Cadaveric renal transplantation from a non-heart-beating pediatric donor into adult recipients

Urol Int. 2003;70(3):216-8. doi: 10.1159/000068778.


Introduction: The use of cadaveric pediatric kidneys has been suggested as a means to overcome organ shortage, but is debated because of technical complications and an increased incidence of functional allograft impairment.

Methods: We experienced 2 cases of cadaveric renal transplantation from a non-heart-beating pediatric donor.

Results: In our cases, transplanted kidneys achieved good graft function and proteinuria due to glomerulosclerosis was not recognized.

Conclusion: Previous reports indicate that in transplantation from pediatric donors into adults recipients, glomerular sclerosis occurs as the reason for impairment of grafts. Further, cadaveric renal transplantation from a non-heart-beating donor has a warm ischemia time and an increased risk of hyperfiltrated injury and graft failure. If transplantation of pediatric kidneys into adults from a non-heart-beating donor is performed, BMI and BSA must be carefully considered in the selection of recipients in order to avoid imbalance between nephron supply and metabolic demands and to insure successful, healthy grafts.

Publication types

  • Case Reports

MeSH terms
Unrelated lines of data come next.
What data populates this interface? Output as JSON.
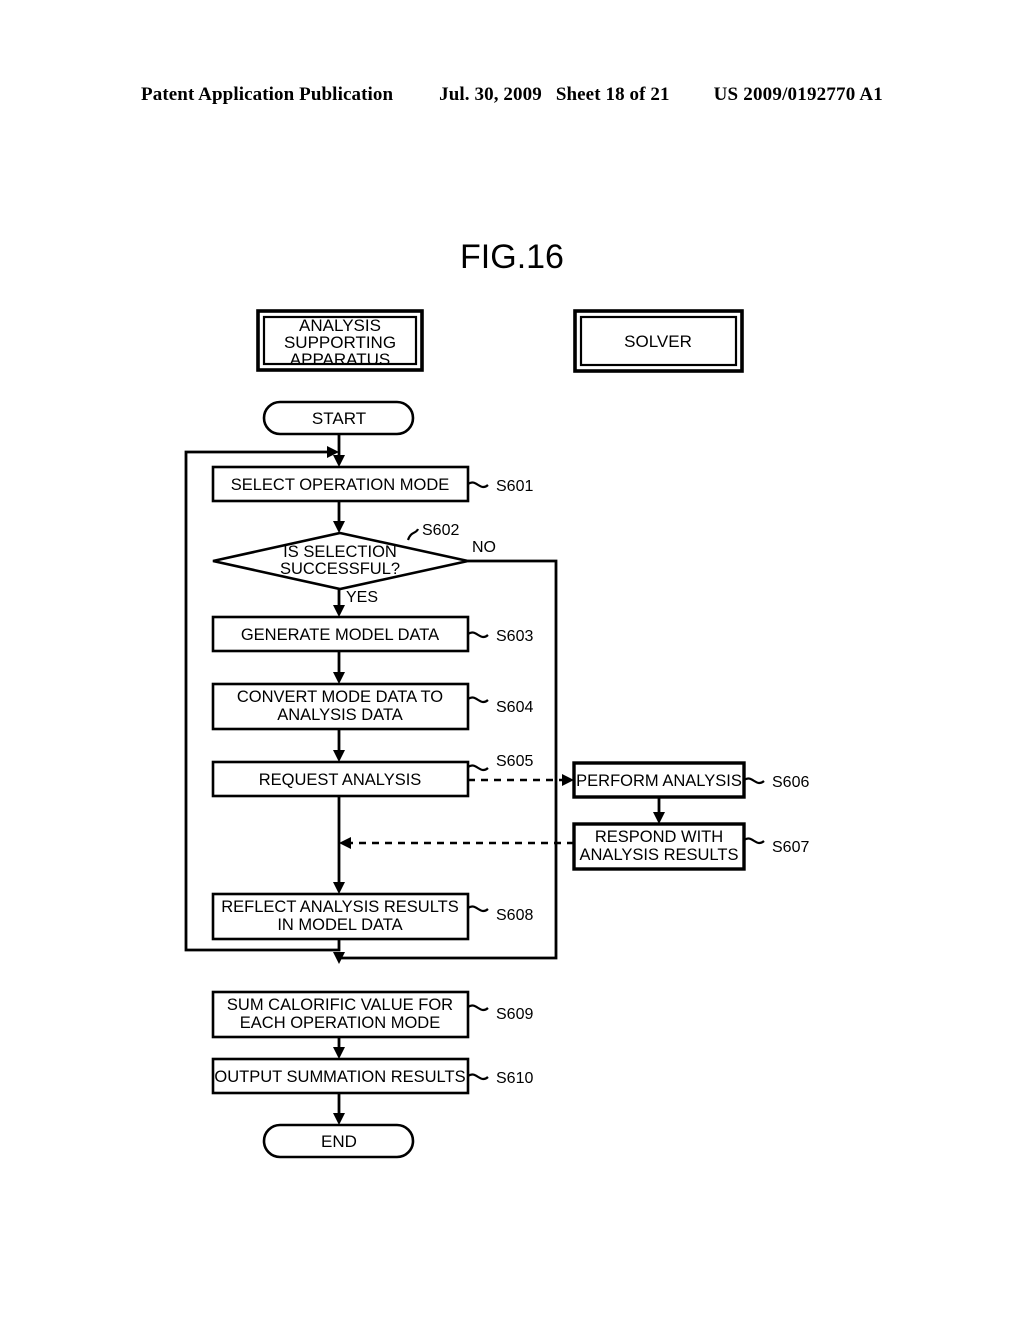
{
  "header": {
    "publication": "Patent Application Publication",
    "date": "Jul. 30, 2009",
    "sheet": "Sheet 18 of 21",
    "patent_number": "US 2009/0192770 A1"
  },
  "figure": {
    "title": "FIG.16",
    "type": "flowchart",
    "lanes": [
      {
        "id": "lane-apparatus",
        "label": "ANALYSIS\nSUPPORTING\nAPPARATUS",
        "line1": "ANALYSIS",
        "line2": "SUPPORTING",
        "line3": "APPARATUS"
      },
      {
        "id": "lane-solver",
        "label": "SOLVER",
        "line1": "SOLVER"
      }
    ],
    "terminals": [
      {
        "id": "start",
        "label": "START"
      },
      {
        "id": "end",
        "label": "END"
      }
    ],
    "steps": [
      {
        "id": "s601",
        "step": "S601",
        "line1": "SELECT OPERATION MODE",
        "lane": "lane-apparatus",
        "shape": "process"
      },
      {
        "id": "s602",
        "step": "S602",
        "line1": "IS SELECTION",
        "line2": "SUCCESSFUL?",
        "lane": "lane-apparatus",
        "shape": "decision"
      },
      {
        "id": "s603",
        "step": "S603",
        "line1": "GENERATE MODEL DATA",
        "lane": "lane-apparatus",
        "shape": "process"
      },
      {
        "id": "s604",
        "step": "S604",
        "line1": "CONVERT MODE DATA TO",
        "line2": "ANALYSIS DATA",
        "lane": "lane-apparatus",
        "shape": "process"
      },
      {
        "id": "s605",
        "step": "S605",
        "line1": "REQUEST ANALYSIS",
        "lane": "lane-apparatus",
        "shape": "process"
      },
      {
        "id": "s606",
        "step": "S606",
        "line1": "PERFORM ANALYSIS",
        "lane": "lane-solver",
        "shape": "process"
      },
      {
        "id": "s607",
        "step": "S607",
        "line1": "RESPOND WITH",
        "line2": "ANALYSIS RESULTS",
        "lane": "lane-solver",
        "shape": "process"
      },
      {
        "id": "s608",
        "step": "S608",
        "line1": "REFLECT ANALYSIS RESULTS",
        "line2": "IN MODEL DATA",
        "lane": "lane-apparatus",
        "shape": "process"
      },
      {
        "id": "s609",
        "step": "S609",
        "line1": "SUM CALORIFIC VALUE FOR",
        "line2": "EACH OPERATION MODE",
        "lane": "lane-apparatus",
        "shape": "process"
      },
      {
        "id": "s610",
        "step": "S610",
        "line1": "OUTPUT SUMMATION RESULTS",
        "lane": "lane-apparatus",
        "shape": "process"
      }
    ],
    "branches": [
      {
        "id": "branch-no",
        "label": "NO",
        "from": "s602"
      },
      {
        "id": "branch-yes",
        "label": "YES",
        "from": "s602"
      }
    ]
  }
}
  • Body Mass Index
  • Body Surface Area
  • Cadaver
  • Child
  • Female
  • Humans
  • Kidney Transplantation* / physiology
  • Male
  • Middle Aged